# [ACTION ITEM]
Only lines containing the word "Change" are needed; pull them out of the material.

# [TASK DATA]

☆ ☆ ☆ ☆ ☆

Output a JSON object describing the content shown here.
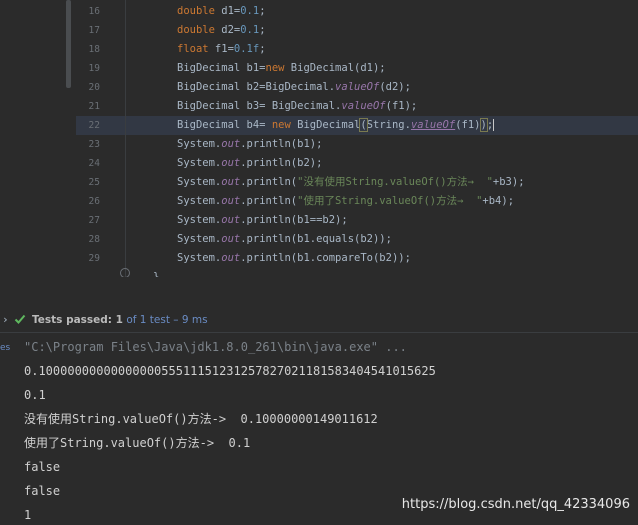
{
  "editor": {
    "line_numbers": [
      "16",
      "17",
      "18",
      "19",
      "20",
      "21",
      "22",
      "23",
      "24",
      "25",
      "26",
      "27",
      "28",
      "29"
    ],
    "lines": {
      "l16": {
        "kw": "double",
        "rest": " d1=",
        "num": "0.1",
        ";": ";"
      },
      "l17": {
        "kw": "double",
        "rest": " d2=",
        "num": "0.1",
        ";": ";"
      },
      "l18": {
        "kw": "float",
        "rest": " f1=",
        "num": "0.1f",
        ";": ";"
      },
      "l19": {
        "a": "BigDecimal b1=",
        "kw": "new",
        "b": " BigDecimal(d1);"
      },
      "l20": {
        "a": "BigDecimal b2=BigDecimal.",
        "fn": "valueOf",
        "b": "(d2);"
      },
      "l21": {
        "a": "BigDecimal b3= BigDecimal.",
        "fn": "valueOf",
        "b": "(f1);"
      },
      "l22": {
        "a": "BigDecimal b4= ",
        "kw": "new",
        "b": " BigDecimal",
        "p1": "(",
        "c": "String.",
        "fn": "valueOf",
        "d": "(f1)",
        "p2": ")",
        ";": ";"
      },
      "l23": {
        "a": "System.",
        "out": "out",
        "b": ".println(b1);"
      },
      "l24": {
        "a": "System.",
        "out": "out",
        "b": ".println(b2);"
      },
      "l25": {
        "a": "System.",
        "out": "out",
        "b": ".println(",
        "s": "\"没有使用String.valueOf()方法→  \"",
        "c": "+b3);"
      },
      "l26": {
        "a": "System.",
        "out": "out",
        "b": ".println(",
        "s": "\"使用了String.valueOf()方法→  \"",
        "c": "+b4);"
      },
      "l27": {
        "a": "System.",
        "out": "out",
        "b": ".println(b1==b2);"
      },
      "l28": {
        "a": "System.",
        "out": "out",
        "b": ".println(b1.equals(b2));"
      },
      "l29": {
        "a": "System.",
        "out": "out",
        "b": ".println(b1.compareTo(b2));"
      },
      "l30": {
        "a": "}"
      }
    }
  },
  "status": {
    "label": "Tests passed: ",
    "passed": "1",
    "of": " of 1 test",
    "time": " – 9 ms"
  },
  "console": {
    "tab_label": "es",
    "command": "\"C:\\Program Files\\Java\\jdk1.8.0_261\\bin\\java.exe\" ...",
    "output": [
      "0.1000000000000000055511151231257827021181583404541015625",
      "0.1",
      "没有使用String.valueOf()方法->  0.10000000149011612",
      "使用了String.valueOf()方法->  0.1",
      "false",
      "false",
      "1"
    ]
  },
  "watermark": "https://blog.csdn.net/qq_42334096",
  "icons": {
    "check": "check-icon",
    "expand": "chevron-right-icon"
  },
  "colors": {
    "background": "#2b2b2b",
    "keyword": "#cc7832",
    "number": "#6897bb",
    "string": "#6a8759",
    "field": "#9876aa",
    "pass": "#5fb85f"
  }
}
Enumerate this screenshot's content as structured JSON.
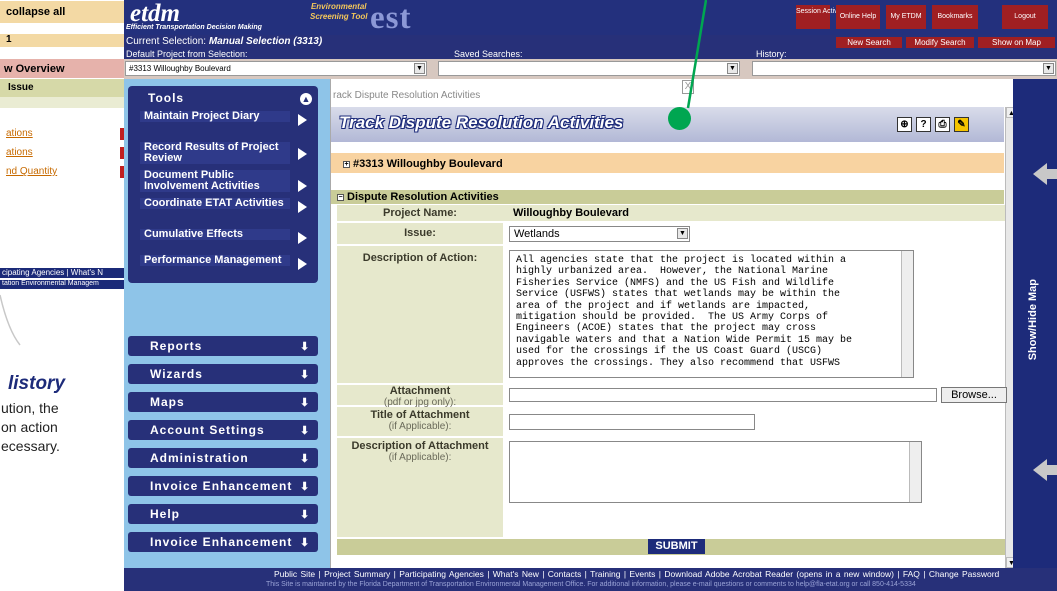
{
  "left_panel": {
    "collapse": "collapse all",
    "number": "1",
    "overview": "w Overview",
    "issue": "Issue",
    "links": [
      "ations",
      "ations",
      "nd Quantity"
    ],
    "bar1": "cipating Agencies  |  What's N",
    "bar2": "tation Environmental Managem",
    "history_title": "listory",
    "body_lines": [
      "ution, the",
      "on action",
      "ecessary."
    ]
  },
  "header": {
    "logo": "etdm",
    "logo_sub": "Efficient Transportation Decision Making",
    "env_line1": "Environmental",
    "env_line2": "Screening Tool",
    "est": "est",
    "buttons": [
      "Session Active",
      "Online Help",
      "My ETDM",
      "Bookmarks",
      "Logout"
    ]
  },
  "selection": {
    "current_label": "Current Selection:",
    "current_value": "Manual Selection (3313)",
    "buttons": [
      "New Search",
      "Modify Search",
      "Show on Map"
    ],
    "default_label": "Default Project from Selection:",
    "saved_label": "Saved Searches:",
    "history_label": "History:",
    "default_value": "#3313 Willoughby Boulevard"
  },
  "menu": {
    "tools_label": "Tools",
    "tools_items": [
      "Maintain Project Diary",
      "Record Results of Project Review",
      "Document Public Involvement Activities",
      "Coordinate ETAT Activities",
      "Cumulative Effects",
      "Performance Management"
    ],
    "buttons": [
      "Reports",
      "Wizards",
      "Maps",
      "Account Settings",
      "Administration",
      "Invoice Enhancement",
      "Help",
      "Invoice Enhancement"
    ]
  },
  "content": {
    "crumb": "rack Dispute Resolution Activities",
    "close": "X",
    "title": "Track Dispute Resolution Activities",
    "project_bar": "#3313 Willoughby Boulevard",
    "section": "Dispute Resolution Activities",
    "project_name_label": "Project Name:",
    "project_name": "Willoughby Boulevard",
    "issue_label": "Issue:",
    "issue_value": "Wetlands",
    "desc_label": "Description of Action:",
    "desc_text": "All agencies state that the project is located within a\nhighly urbanized area.  However, the National Marine\nFisheries Service (NMFS) and the US Fish and Wildlife\nService (USFWS) states that wetlands may be within the\narea of the project and if wetlands are impacted,\nmitigation should be provided.  The US Army Corps of\nEngineers (ACOE) states that the project may cross\nnavigable waters and that a Nation Wide Permit 15 may be\nused for the crossings if the US Coast Guard (USCG)\napproves the crossings. They also recommend that USFWS",
    "attach_label": "Attachment",
    "attach_sub": "(pdf or jpg only):",
    "browse": "Browse...",
    "title_attach_label": "Title of Attachment",
    "title_attach_sub": "(if Applicable):",
    "desc_attach_label": "Description of Attachment",
    "desc_attach_sub": "(if Applicable):",
    "submit": "SUBMIT"
  },
  "right_panel": {
    "show_hide": "Show/Hide Map"
  },
  "footer": {
    "links": "Public Site  |  Project Summary  |  Participating Agencies  |  What's New  |  Contacts  |  Training  |  Events  |  Download Adobe Acrobat Reader (opens in a new window)  |  FAQ  |  Change Password",
    "note": "This Site is maintained by the Florida Department of Transportation Environmental Management Office. For additional information, please e-mail questions or comments to help@fla-etat.org or call 850-414-5334"
  },
  "colors": {
    "navy": "#273079",
    "red_button": "#a01f22",
    "project_bar": "#f8d3a1",
    "green_accent": "#00a651"
  }
}
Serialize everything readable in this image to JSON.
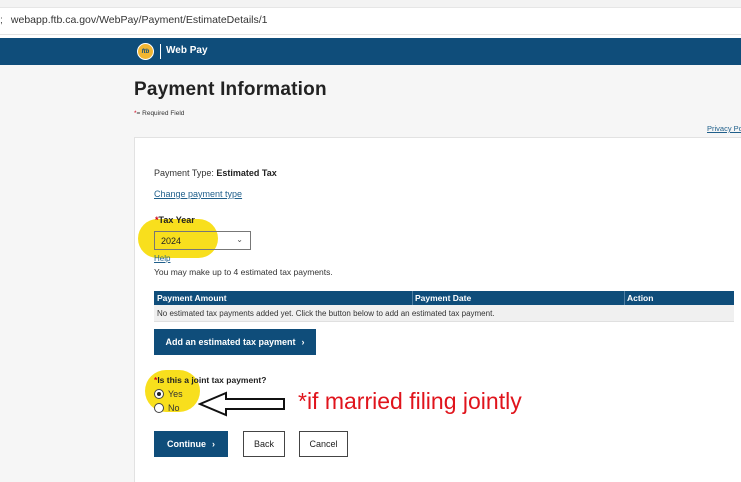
{
  "browser": {
    "url_lead": ";",
    "url": "webapp.ftb.ca.gov/WebPay/Payment/EstimateDetails/1"
  },
  "header": {
    "logo_text": "ftb",
    "brand": "Web Pay"
  },
  "page": {
    "title": "Payment Information",
    "required_star": "*",
    "required_note": "= Required Field",
    "privacy_link": "Privacy Po"
  },
  "payment_type": {
    "label": "Payment Type:",
    "value": "Estimated Tax",
    "change_link": "Change payment type"
  },
  "tax_year": {
    "required_star": "*",
    "label": "Tax Year",
    "selected": "2024",
    "help_link": "Help",
    "note": "You may make up to 4 estimated tax payments."
  },
  "payments_table": {
    "columns": [
      "Payment Amount",
      "Payment Date",
      "Action"
    ],
    "empty_message": "No estimated tax payments added yet. Click the button below to add an estimated tax payment."
  },
  "add_button": {
    "label": "Add an estimated tax payment",
    "chevron": "›"
  },
  "joint": {
    "required_star": "*",
    "question": "Is this a joint tax payment?",
    "options": [
      {
        "label": "Yes",
        "checked": true
      },
      {
        "label": "No",
        "checked": false
      }
    ]
  },
  "actions": {
    "continue": "Continue",
    "continue_chevron": "›",
    "back": "Back",
    "cancel": "Cancel"
  },
  "annotation": {
    "text": "*if married filing jointly",
    "color": "#e0141c",
    "highlight_color": "#f8df1d"
  },
  "colors": {
    "header_bg": "#0f4d7a",
    "link": "#1f5f8b",
    "required": "#d0021b"
  }
}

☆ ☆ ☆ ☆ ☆

# [OUTPUT OF THE TASK]
    "links": "Public Site  |  Project Summary  |  Participating Agencies  |  What's New  |  Contacts  |  Training  |  Events  |  Download Adobe Acrobat Reader (opens in a new window)  |  FAQ  |  Change Password",
    "change_link": "Change payment type"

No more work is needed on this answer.